The mark. brand has a Beauty & Fashion Trend app which is essentially a catalog of their seasonal collections. While the trend approach gives it some utility, it is telling that half of the ratings the app has received have only been one star—indicating the app has limited long term utility to users.
Revlon’s All Access app has taken a very magazine approach, with a stable of resident Revlon experts that share insights on beauty and fashion. That makes sense, given that it was developed for Revlon by magazine publisher Conde Nast’s digital team. The real test of this app strategy will be whether this “soft sell” approach will ultimately drive customer activity– or simply be an expensive exercise in digital custom publishing.
My Beauty Advisor was developed by Proctor & Gamble for the iPhone and Android.

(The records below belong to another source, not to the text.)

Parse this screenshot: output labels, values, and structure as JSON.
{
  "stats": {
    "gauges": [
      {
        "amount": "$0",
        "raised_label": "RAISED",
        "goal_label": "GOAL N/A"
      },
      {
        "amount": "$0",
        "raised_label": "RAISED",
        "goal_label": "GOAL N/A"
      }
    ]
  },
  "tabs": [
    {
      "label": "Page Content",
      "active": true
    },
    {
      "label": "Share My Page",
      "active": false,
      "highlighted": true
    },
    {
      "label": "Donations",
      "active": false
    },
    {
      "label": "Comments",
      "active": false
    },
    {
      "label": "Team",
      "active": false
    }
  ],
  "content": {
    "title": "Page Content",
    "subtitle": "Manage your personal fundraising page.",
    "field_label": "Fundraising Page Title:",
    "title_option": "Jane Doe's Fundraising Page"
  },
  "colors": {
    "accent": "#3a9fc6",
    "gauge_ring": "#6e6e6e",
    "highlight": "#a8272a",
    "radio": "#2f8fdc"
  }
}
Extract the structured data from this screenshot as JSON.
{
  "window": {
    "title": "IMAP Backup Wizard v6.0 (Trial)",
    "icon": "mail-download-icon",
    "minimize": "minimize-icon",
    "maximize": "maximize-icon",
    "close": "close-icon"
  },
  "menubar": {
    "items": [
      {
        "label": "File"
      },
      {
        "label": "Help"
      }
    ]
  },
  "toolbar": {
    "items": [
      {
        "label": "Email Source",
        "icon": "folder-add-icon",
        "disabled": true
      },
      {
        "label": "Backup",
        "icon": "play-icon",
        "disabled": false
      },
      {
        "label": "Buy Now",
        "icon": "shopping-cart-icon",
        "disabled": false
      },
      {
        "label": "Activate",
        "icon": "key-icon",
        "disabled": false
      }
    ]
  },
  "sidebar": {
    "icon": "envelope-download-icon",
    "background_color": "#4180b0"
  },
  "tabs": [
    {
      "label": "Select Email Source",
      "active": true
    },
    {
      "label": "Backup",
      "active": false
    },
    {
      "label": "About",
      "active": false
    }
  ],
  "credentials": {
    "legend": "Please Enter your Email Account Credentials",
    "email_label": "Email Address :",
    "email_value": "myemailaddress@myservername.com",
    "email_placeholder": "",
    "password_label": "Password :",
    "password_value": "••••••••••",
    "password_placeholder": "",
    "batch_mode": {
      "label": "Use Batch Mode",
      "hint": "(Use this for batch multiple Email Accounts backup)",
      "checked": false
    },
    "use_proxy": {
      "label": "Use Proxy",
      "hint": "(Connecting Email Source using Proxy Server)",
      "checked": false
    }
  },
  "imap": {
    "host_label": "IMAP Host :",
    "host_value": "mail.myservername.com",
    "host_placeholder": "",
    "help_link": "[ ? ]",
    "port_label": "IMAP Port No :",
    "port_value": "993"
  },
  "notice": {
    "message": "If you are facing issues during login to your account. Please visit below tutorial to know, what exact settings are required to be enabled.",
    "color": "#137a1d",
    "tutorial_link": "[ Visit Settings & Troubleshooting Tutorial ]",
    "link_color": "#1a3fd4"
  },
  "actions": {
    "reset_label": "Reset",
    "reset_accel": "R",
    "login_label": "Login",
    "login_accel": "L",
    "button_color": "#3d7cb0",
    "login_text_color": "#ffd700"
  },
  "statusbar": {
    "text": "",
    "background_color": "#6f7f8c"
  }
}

P&G connects users with such major P&G brands like Clairol, Covergirl, Olay and Pantene. It allows users to browse a free magazine, have a beauty consultation and add products to a virtual “beauty bank” that saves information about consumers’ personal choices. It seems like a fair exchange for P&G and users, with this telling caveat comment from a user: “I really like this app…love that I can browse makeup and add to my beauty bag…like that it has a pic of the product and customer reviews…the only thing I don’t like is that there is only one brand for each category. I’d like to be able to browse other brands as well…would give five stars if they expanded it.”
If you’ve developed a killer app in the beauty space, why not let me know about it for a future update on apps? I’d love to hear from you at email@example.com!